> _WHAT TO DO_: A line counts if it contains the word "icon" at least once. State how many such lines the records contain, giving the number alone.

> _Website and app data records_:
*** Begin section ***

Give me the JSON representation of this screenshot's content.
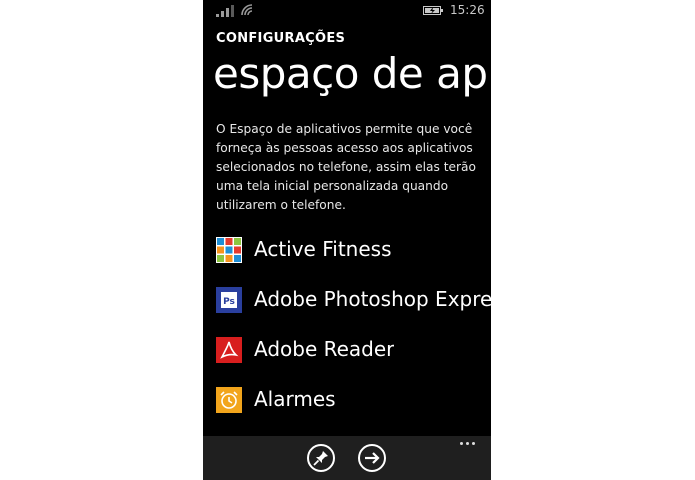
{
  "status_bar": {
    "time": "15:26",
    "signal_icon": "signal-strength-icon",
    "wifi_icon": "wifi-icon",
    "battery_icon": "battery-charging-icon"
  },
  "header": {
    "section": "CONFIGURAÇÕES",
    "title": "espaço de aplicativos"
  },
  "description": "O Espaço de aplicativos permite que você forneça às pessoas acesso aos aplicativos selecionados no telefone, assim elas terão uma tela inicial personalizada quando utilizarem o telefone.",
  "apps": [
    {
      "label": "Active Fitness",
      "icon": "active-fitness-icon",
      "color": "#1f8fd6"
    },
    {
      "label": "Adobe Photoshop Express",
      "icon": "photoshop-express-icon",
      "color": "#2a3f9e"
    },
    {
      "label": "Adobe Reader",
      "icon": "adobe-reader-icon",
      "color": "#d81e1e"
    },
    {
      "label": "Alarmes",
      "icon": "alarm-clock-icon",
      "color": "#f2a51c"
    }
  ],
  "app_bar": {
    "pin_icon": "pin-icon",
    "next_icon": "arrow-right-icon",
    "more_icon": "more-dots-icon"
  },
  "colors": {
    "background": "#000000",
    "app_bar": "#1f1f1f",
    "text": "#ffffff"
  }
}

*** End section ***

> _TASK ANSWER_: 10